Tangled Metal
Posts: 7593
Joined: 13 Feb 2015, 8:32pm

Re: Folding bike - loaded touring but also commuting too?

Postby Tangled Metal » 9 Nov 2020, 1:56pm

I've only seen cyclists kept off a couple of times. One time it was a brompton rider. It was because in both times a train or two was taken out of service and even people were being turned away.

Remember I live in a backwater on a route heading even further into the backwaters.

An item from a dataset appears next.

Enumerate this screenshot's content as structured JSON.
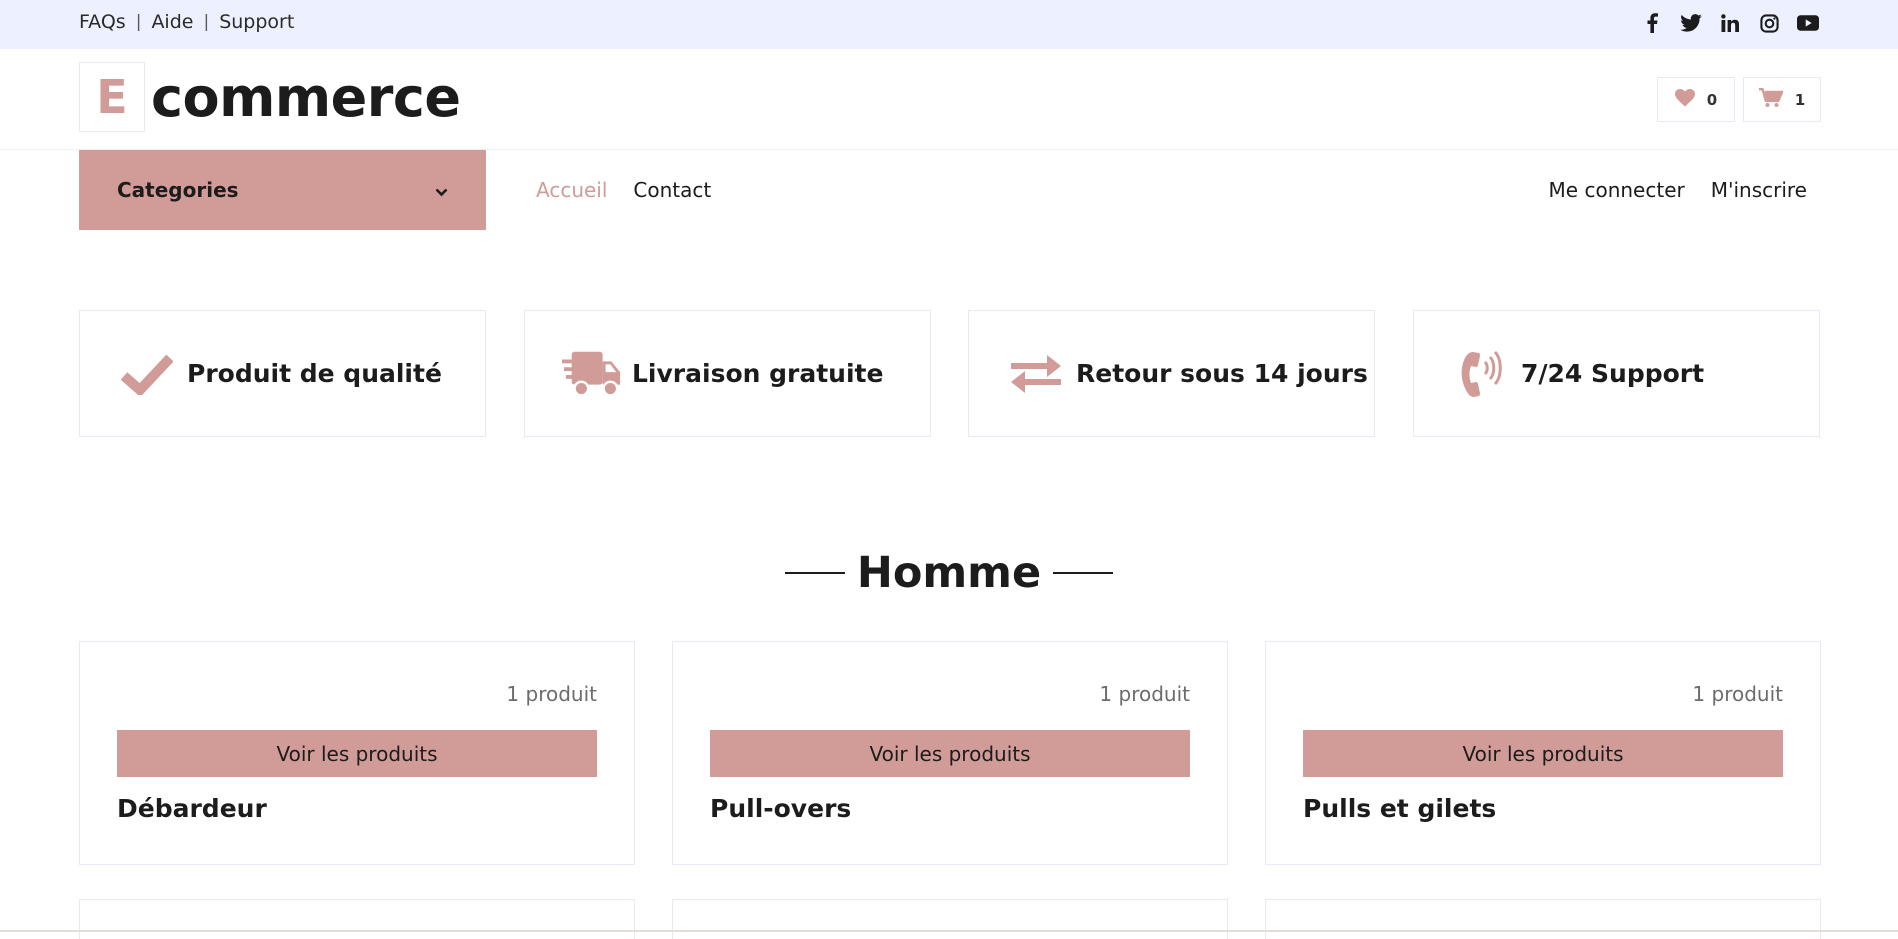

Uprail the locals haven't evolved opposable thumbs to even play the banjo let alone master it! :lol:

User avatar
simonineaston
Posts: 4039
Joined: 9 May 2007, 1:06pm
Location: ...at a cricket ground

Re: Folding bike - loaded touring but also commuting too?

Postby simonineaston » 9 Nov 2020, 2:16pm

gazza_d wrote:Unless quick folding in the smallest possible space is the most important thing then take a look at Moultons.
Rather than fold, they seperate which can then go into a bag. I've carried one on crowded tyne metro at rush hour, and their inspectors can be sticklers.
The Moulton will also pack down into something like a Samsonite suitcase too.
I can confirm that my Moulton (bought from a fellow CUK rider, who may care to comment if he spots this post...) packs into a suitcase, albeit a large one! however, at 5' 9-and-a-bit, my Moulton (a TSR) does not feel anything other than snug. I'm not thinking that the TSR frame will be a good choice for anyone well over 6 feet. Of course, there's scope to increase the reach and saddle-height, but it's not like a conventional DF frame where the top tube gets longer the bigger the frame size.
byyeee,
SiE